**WORK REQUEST**
Work through the records that follow and return each line containing the word "יקרה".

**DATA SECTION**

------------------------------

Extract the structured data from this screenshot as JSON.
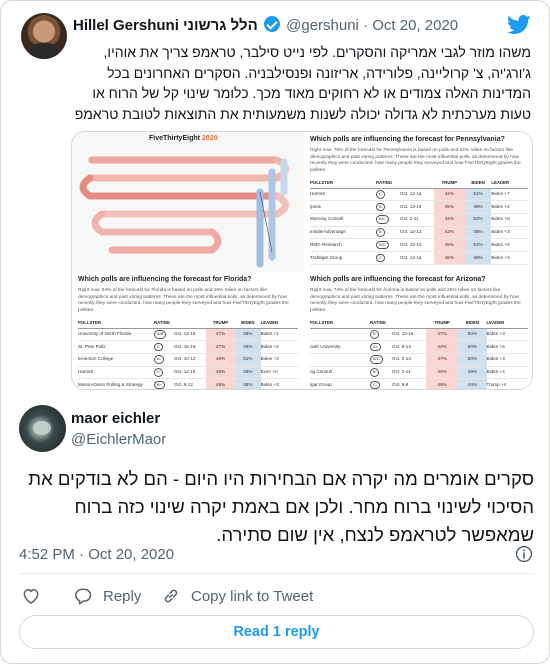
{
  "quoted_tweet": {
    "author_name": "Hillel Gershuni הלל גרשוני",
    "handle": "@gershuni",
    "separator": "·",
    "date": "Oct 20, 2020",
    "text_lines": [
      "משהו מוזר לגבי אמריקה והסקרים. לפי נייט סילבר, טראמפ צריך את אוהיו,",
      "ג'ורג'יה, צ' קרוליינה, פלורידה, אריזונה ופנסילבניה. הסקרים האחרונים בכל",
      "המדינות האלה צמודים או לא רחוקים מאוד מכך. כלומר שינוי קל של הרוח או",
      "טעות מערכתית לא גדולה יכולה לשנות משמעותית את התוצאות לטובת טראמפ"
    ],
    "image": {
      "brand": "FiveThirtyEight",
      "brand_year": "2020",
      "panels": [
        {
          "title": "Which polls are influencing the forecast for Pennsylvania?",
          "description": "Right now, 78% of the forecast for Pennsylvania is based on polls and 22% relies on factors like demographics and past voting patterns. These are the most influential polls, as determined by how recently they were conducted, how many people they surveyed and how FiveThirtyEight grades the pollster.",
          "headers": [
            "POLLSTER",
            "RATING",
            "",
            "TRUMP",
            "BIDEN",
            "LEADER"
          ],
          "rows": [
            {
              "pollster": "HarrisX",
              "rating": "C",
              "date": "Oct. 12-16",
              "trump": "44%",
              "biden": "51%",
              "leader": "Biden +7",
              "lead_party": "b"
            },
            {
              "pollster": "Ipsos",
              "rating": "B",
              "date": "Oct. 13-19",
              "trump": "45%",
              "biden": "49%",
              "leader": "Biden +4",
              "lead_party": "b"
            },
            {
              "pollster": "Morning Consult",
              "rating": "B/C",
              "date": "Oct. 2-11",
              "trump": "44%",
              "biden": "52%",
              "leader": "Biden +8",
              "lead_party": "b"
            },
            {
              "pollster": "InsiderAdvantage",
              "rating": "B",
              "date": "Oct. 12-13",
              "trump": "43%",
              "biden": "46%",
              "leader": "Biden +3",
              "lead_party": "b"
            },
            {
              "pollster": "RMG Research",
              "rating": "B/C",
              "date": "Oct. 13-15",
              "trump": "45%",
              "biden": "51%",
              "leader": "Biden +6",
              "lead_party": "b"
            },
            {
              "pollster": "Trafalgar Group",
              "rating": "C",
              "date": "Oct. 14-16",
              "trump": "45%",
              "biden": "48%",
              "leader": "Biden +3",
              "lead_party": "b"
            }
          ]
        },
        {
          "title": "Which polls are influencing the forecast for Florida?",
          "description": "Right now, 84% of the forecast for Florida is based on polls and 16% relies on factors like demographics and past voting patterns. These are the most influential polls, as determined by how recently they were conducted, how many people they surveyed and how FiveThirtyEight grades the pollster.",
          "headers": [
            "POLLSTER",
            "RATING",
            "",
            "TRUMP",
            "BIDEN",
            "LEADER"
          ],
          "rows": [
            {
              "pollster": "University of North Florida",
              "rating": "A/B",
              "date": "Oct. 12-16",
              "trump": "47%",
              "biden": "48%",
              "leader": "Biden +1",
              "lead_party": "b"
            },
            {
              "pollster": "St. Pete Polls",
              "rating": "C",
              "date": "Oct. 15-19",
              "trump": "47%",
              "biden": "49%",
              "leader": "Biden +2",
              "lead_party": "b"
            },
            {
              "pollster": "Emerson College",
              "rating": "A-",
              "date": "Oct. 10-12",
              "trump": "48%",
              "biden": "51%",
              "leader": "Biden +3",
              "lead_party": "b"
            },
            {
              "pollster": "HarrisX",
              "rating": "C",
              "date": "Oct. 12-15",
              "trump": "48%",
              "biden": "48%",
              "leader": "Even +0",
              "lead_party": "b"
            },
            {
              "pollster": "Mason-Dixon Polling & Strategy",
              "rating": "B+",
              "date": "Oct. 8-12",
              "trump": "45%",
              "biden": "48%",
              "leader": "Biden +3",
              "lead_party": "b"
            },
            {
              "pollster": "Trafalgar Group",
              "rating": "C-",
              "date": "Oct. 11-13",
              "trump": "48%",
              "biden": "46%",
              "leader": "Trump +2",
              "lead_party": "r"
            }
          ]
        },
        {
          "title": "Which polls are influencing the forecast for Arizona?",
          "description": "Right now, 74% of the forecast for Arizona is based on polls and 26% relies on factors like demographics and past voting patterns. These are the most influential polls, as determined by how recently they were conducted, how many people they surveyed and how FiveThirtyEight grades the pollster.",
          "headers": [
            "POLLSTER",
            "RATING",
            "",
            "TRUMP",
            "BIDEN",
            "LEADER"
          ],
          "rows": [
            {
              "pollster": "",
              "rating": "B",
              "date": "Oct. 10-16",
              "trump": "47%",
              "biden": "50%",
              "leader": "Biden +3",
              "lead_party": "b"
            },
            {
              "pollster": "outh University",
              "rating": "A+",
              "date": "Oct. 9-13",
              "trump": "44%",
              "biden": "50%",
              "leader": "Biden +5",
              "lead_party": "b"
            },
            {
              "pollster": "",
              "rating": "B/C",
              "date": "Oct. 2-14",
              "trump": "47%",
              "biden": "50%",
              "leader": "Biden +3",
              "lead_party": "b"
            },
            {
              "pollster": "ng Consult",
              "rating": "B",
              "date": "Oct. 2-11",
              "trump": "45%",
              "biden": "49%",
              "leader": "Biden +4",
              "lead_party": "b"
            },
            {
              "pollster": "lgar Group",
              "rating": "C-",
              "date": "Oct. 6-8",
              "trump": "48%",
              "biden": "44%",
              "leader": "Trump +4",
              "lead_party": "r"
            }
          ]
        }
      ]
    }
  },
  "tweet": {
    "author_name": "maor eichler",
    "handle": "@EichlerMaor",
    "text_lines": [
      "סקרים אומרים מה יקרה אם הבחירות היו היום - הם לא בודקים את",
      "הסיכוי לשינוי ברוח מחר. ולכן אם באמת יקרה שינוי כזה ברוח",
      "שמאפשר לטראמפ לנצח, אין שום סתירה."
    ],
    "timestamp": "4:52 PM · Oct 20, 2020"
  },
  "actions": {
    "like_label": "",
    "reply_label": "Reply",
    "copy_link_label": "Copy link to Tweet"
  },
  "read_replies_label": "Read 1 reply",
  "colors": {
    "twitter_blue": "#1d9bf0",
    "muted_text": "#536471",
    "fte_orange": "#ed713a",
    "trump_red": "#d7302a",
    "biden_blue": "#2a6ab3"
  }
}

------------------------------

**RESPONSE**
      "סקרים אומרים מה יקרה אם הבחירות היו היום - הם לא בודקים את",
      "הסיכוי לשינוי ברוח מחר. ולכן אם באמת יקרה שינוי כזה ברוח",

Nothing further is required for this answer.